Chapter Three - Part Five
In Part Four, I brought in three elements crucial to the development of the remainder of this blog series.
Those elements are: Resistance, Deontic Power, and Biopower.
In Part Five, I will continue exploring these elements.
A shift of power
Until the coming of Enlightenment values and industrial capabilities, the general forms of western political power were ‘monarchal’ and ‘aristocratic:’ the power of kings: the oppressive and domineering power that gave the sovereign authority “le droit de fait mourir ou laisser vivre.”
Monarchal and Aristocratic power entail explicit control, where the sovereign authority has direct, justified access to the bodies, lives, and opportunities of his subjects.
In this context, political power was considered the sole possession of a lone sovereign or ruling class. Current philosophical inquiries into the subject, following Foucault, have to admit to a shifting in the locus of political power.
With the growing specialization, consolidation, and cohesion of industrial, political, and economic systems, the traditional concept of ‘power as sovereign’ fails to hold.

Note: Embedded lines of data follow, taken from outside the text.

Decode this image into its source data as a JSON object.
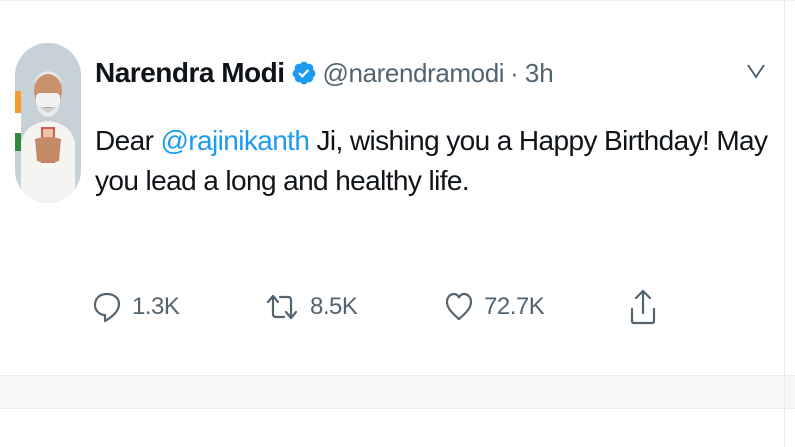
{
  "tweet": {
    "author_name": "Narendra Modi",
    "handle": "@narendramodi",
    "separator": "·",
    "time": "3h",
    "text_before": "Dear ",
    "mention": "@rajinikanth",
    "text_after": " Ji, wishing you a Happy Birthday! May you lead a long and healthy life.",
    "verified_icon": "verified-badge-icon",
    "more_icon": "chevron-down-icon"
  },
  "actions": {
    "reply": {
      "icon": "reply-icon",
      "count": "1.3K"
    },
    "retweet": {
      "icon": "retweet-icon",
      "count": "8.5K"
    },
    "like": {
      "icon": "heart-icon",
      "count": "72.7K"
    },
    "share": {
      "icon": "share-icon"
    }
  },
  "colors": {
    "accent": "#1d9bf0",
    "text": "#0f1419",
    "secondary": "#536471",
    "verified": "#1d9bf0"
  }
}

No longer confined to the simple form of an absolute ruler, the paradigm and structural mechanisms of sovereignty have become embedded in and internal to the social system itself. Modern sovereignty, says Foucault, is embodied in “more-or-less organized, hierarchical, coordinated cluster[s] of relations.”